Alison Greene (left) and Brigite Baker (right) hold up a sign in memory of their former teammate Daron Richardson prior to a memorial service at ScotiaBank Place in Ottawa on Wednesday, November 17, 2010. Richardson, the 14-year-old daughter of Ottawa Senator\'s assistant coach Luke Richardson, died last week. THE CANADIAN PRESS/Pawel Dwulit
OTTAWA - A high-profile NHL family opened their private nightmare to the world on Wednesday in an effort to raise public awareness about teen suicide.
Daron Richardson, the 14-year-old daughter of Ottawa Senators assistant coach Luke Richardson, took her own life last Friday at the family's Ottawa home.
Richardson, his wife Stephanie and their daughter Morgan, 16, donated Daron's organs so that others might live, then tried to help ensure that other families don't endure their trauma.
The family "openly shared the circumstances of her death to remove the stigma of pain and fear associated with suicide," Roshene Lawson, chaplain of the Children's Hospital of Eastern Ontario, said at a "celebration of life service" at Scotiabank Place, the Senators home arena.
"They want to spare other families the pain they are suffering."
Daron's "final act," said Lawson, "was not her death on Friday, but giving life to others on Sunday."
Four people benefited from transplants due to the Richardsons' selflessness.
The public ceremony drew a crowd of about 5,600, including more than 100 NHL alumni, to the suburban hockey rink on a blustery, wet weekday morning,
Richardson is a former defenceman who played 21 seasons in the NHL with six different teams and those grieving with the family included Paul Coffey, Shayne Corson, Wendel Clark, Doug Gilmour, Ron Hextall, Bill Ranford and a host of other former NHL stars.
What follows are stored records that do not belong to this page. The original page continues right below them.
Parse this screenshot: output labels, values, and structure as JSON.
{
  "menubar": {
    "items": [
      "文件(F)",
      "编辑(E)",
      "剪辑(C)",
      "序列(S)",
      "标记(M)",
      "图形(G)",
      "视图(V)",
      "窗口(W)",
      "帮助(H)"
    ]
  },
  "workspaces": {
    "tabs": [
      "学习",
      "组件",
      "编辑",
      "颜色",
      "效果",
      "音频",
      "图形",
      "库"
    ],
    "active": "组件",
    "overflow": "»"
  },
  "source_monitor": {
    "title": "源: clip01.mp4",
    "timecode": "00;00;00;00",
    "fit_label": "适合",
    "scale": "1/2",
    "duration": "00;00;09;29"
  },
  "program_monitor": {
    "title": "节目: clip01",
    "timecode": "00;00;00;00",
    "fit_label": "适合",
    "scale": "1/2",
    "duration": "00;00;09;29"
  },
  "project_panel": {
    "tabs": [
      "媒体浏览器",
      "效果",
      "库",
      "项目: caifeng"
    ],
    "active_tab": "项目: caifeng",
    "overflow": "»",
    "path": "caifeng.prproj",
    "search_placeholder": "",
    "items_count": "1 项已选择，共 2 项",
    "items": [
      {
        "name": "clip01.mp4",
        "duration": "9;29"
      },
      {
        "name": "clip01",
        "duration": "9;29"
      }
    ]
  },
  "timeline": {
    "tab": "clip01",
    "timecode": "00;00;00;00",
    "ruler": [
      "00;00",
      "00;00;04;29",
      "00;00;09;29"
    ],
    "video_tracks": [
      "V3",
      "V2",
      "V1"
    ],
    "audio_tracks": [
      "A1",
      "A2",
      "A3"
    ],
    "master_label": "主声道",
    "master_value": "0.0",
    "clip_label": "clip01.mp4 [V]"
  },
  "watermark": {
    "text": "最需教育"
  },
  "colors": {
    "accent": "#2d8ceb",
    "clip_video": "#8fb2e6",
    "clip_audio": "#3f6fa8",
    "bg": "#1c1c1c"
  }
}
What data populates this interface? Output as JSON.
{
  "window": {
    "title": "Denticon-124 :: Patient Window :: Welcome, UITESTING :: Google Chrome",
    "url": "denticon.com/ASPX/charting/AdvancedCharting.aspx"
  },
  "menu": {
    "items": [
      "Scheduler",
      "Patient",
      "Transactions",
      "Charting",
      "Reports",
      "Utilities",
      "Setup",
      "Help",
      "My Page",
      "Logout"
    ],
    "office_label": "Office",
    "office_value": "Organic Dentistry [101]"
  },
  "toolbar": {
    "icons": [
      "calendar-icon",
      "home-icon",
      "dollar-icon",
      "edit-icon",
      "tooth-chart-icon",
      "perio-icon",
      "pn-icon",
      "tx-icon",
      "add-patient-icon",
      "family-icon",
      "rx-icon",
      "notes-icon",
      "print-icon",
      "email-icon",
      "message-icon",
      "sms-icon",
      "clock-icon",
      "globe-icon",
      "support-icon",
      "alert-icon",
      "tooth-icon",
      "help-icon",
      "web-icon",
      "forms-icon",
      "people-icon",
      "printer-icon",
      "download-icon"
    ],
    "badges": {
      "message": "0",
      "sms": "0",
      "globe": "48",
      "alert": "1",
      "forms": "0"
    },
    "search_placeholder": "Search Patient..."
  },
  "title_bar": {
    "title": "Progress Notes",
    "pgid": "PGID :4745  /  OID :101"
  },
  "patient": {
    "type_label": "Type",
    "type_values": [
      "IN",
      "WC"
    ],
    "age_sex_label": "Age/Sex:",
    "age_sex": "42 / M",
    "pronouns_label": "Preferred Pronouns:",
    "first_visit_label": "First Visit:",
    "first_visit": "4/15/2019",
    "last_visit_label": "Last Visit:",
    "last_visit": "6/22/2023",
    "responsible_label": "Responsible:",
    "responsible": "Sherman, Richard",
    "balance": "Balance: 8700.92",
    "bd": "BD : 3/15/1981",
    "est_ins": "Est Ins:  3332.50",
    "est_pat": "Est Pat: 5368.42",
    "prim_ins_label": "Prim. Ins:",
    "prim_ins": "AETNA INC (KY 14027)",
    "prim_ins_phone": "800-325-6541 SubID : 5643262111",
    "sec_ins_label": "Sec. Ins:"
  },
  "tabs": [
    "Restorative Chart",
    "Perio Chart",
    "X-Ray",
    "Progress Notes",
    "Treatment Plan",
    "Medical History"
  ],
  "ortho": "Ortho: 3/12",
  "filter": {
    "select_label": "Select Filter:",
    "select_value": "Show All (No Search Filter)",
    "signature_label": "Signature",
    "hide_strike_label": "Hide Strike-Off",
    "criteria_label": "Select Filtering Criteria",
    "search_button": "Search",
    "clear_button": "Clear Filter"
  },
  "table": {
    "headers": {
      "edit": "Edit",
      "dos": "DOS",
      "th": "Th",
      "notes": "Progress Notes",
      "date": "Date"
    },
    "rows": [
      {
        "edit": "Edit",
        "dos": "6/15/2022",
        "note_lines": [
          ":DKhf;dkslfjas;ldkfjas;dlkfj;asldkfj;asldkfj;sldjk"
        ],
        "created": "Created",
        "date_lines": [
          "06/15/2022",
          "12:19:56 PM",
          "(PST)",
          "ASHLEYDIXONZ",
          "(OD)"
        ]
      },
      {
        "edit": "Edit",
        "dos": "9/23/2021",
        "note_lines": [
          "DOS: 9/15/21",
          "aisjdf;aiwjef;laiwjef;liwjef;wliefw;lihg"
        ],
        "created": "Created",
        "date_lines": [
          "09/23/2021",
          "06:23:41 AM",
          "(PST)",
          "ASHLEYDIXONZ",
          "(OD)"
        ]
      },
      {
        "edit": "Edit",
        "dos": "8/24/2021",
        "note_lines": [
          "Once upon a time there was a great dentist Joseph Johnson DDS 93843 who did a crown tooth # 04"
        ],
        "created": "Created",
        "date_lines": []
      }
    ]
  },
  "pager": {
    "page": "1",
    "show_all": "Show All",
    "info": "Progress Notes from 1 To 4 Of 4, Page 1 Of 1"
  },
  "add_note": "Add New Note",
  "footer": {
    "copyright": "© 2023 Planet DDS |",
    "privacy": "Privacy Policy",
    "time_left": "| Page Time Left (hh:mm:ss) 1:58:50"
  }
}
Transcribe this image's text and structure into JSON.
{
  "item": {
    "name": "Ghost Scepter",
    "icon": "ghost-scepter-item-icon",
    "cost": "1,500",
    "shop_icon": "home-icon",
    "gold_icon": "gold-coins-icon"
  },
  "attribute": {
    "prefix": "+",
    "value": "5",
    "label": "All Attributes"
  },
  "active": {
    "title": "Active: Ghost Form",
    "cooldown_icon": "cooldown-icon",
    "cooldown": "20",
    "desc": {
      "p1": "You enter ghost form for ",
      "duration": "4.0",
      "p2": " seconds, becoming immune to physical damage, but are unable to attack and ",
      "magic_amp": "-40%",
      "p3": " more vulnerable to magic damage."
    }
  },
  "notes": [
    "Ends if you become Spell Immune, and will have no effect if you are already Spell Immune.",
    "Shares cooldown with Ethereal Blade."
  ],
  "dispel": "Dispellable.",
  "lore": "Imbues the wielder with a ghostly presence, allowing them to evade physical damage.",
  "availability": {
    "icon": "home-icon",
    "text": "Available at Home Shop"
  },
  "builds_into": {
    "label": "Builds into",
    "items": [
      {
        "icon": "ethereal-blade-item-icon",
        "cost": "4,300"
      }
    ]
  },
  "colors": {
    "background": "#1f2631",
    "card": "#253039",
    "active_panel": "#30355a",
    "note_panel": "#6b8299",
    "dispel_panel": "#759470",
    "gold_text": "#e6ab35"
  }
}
A teary Garry Galley was the master of ceremonies.
The entire Senators hockey club abbreviated a four-game road trip to return home for the ceremony and flew out immediately afterward for a game Wednesday night against the Carolina Hurricanes.
But this was not a day about NHL stardom—apart from the platform it provided for reaching a wider public audience.
Busloads of students from two private schools Daron attended in Ottawa were in the audience.
The message appeared to be getting through.
"If you need help, you need to go ask for help," Katherine Maine, 13, said outside the rink as she arrived with friends Leah Buchanan and Hannah Sanders.
All three had played hockey with Daron, who was described as both an elite athlete and an immensely popular, gifted student in art and theatre.
Mike Dagenais, Daron's godfather and a former junior teammate of Luke Richardson with the Peterborough Petes, gave a eulogy in which he described one of Daron's defining characteristics as "her love for life."
It was one of many profoundly puzzling moments in the day.
Daron, whose extensive family travels took her from Stonehenge to the Galapagos Islands, had a large circle of close friends. A top hockey player, she also learned to water ski at age three and went bungee jumping at five.
Bryan Murray, the Senators general manager, said afterward there's no immunity for anyone from family tragedy, pro athletes or otherwise.
"As much as we try to be part of our children's lives, things do happen that are complicated sometimes and we don't always—we certainly don't have the answers in this case," said Murray.
Cyril Leeder, the president of Senators Sports and Entertainment, said the Richardson family "chose the road less travelled."
"Sometimes that road is more difficult, but it doesn't mean it's not the right path to choose," Leeder said after the ceremony.
"They wanted to make something good happen out of a tragedy and they were able to raise the awareness on teen suicide and also provide organ donations so that four others could go forward."
In lieu of flowers, the family has asked that donations be made to the Royal Ottawa Health Foundation's Youth Program.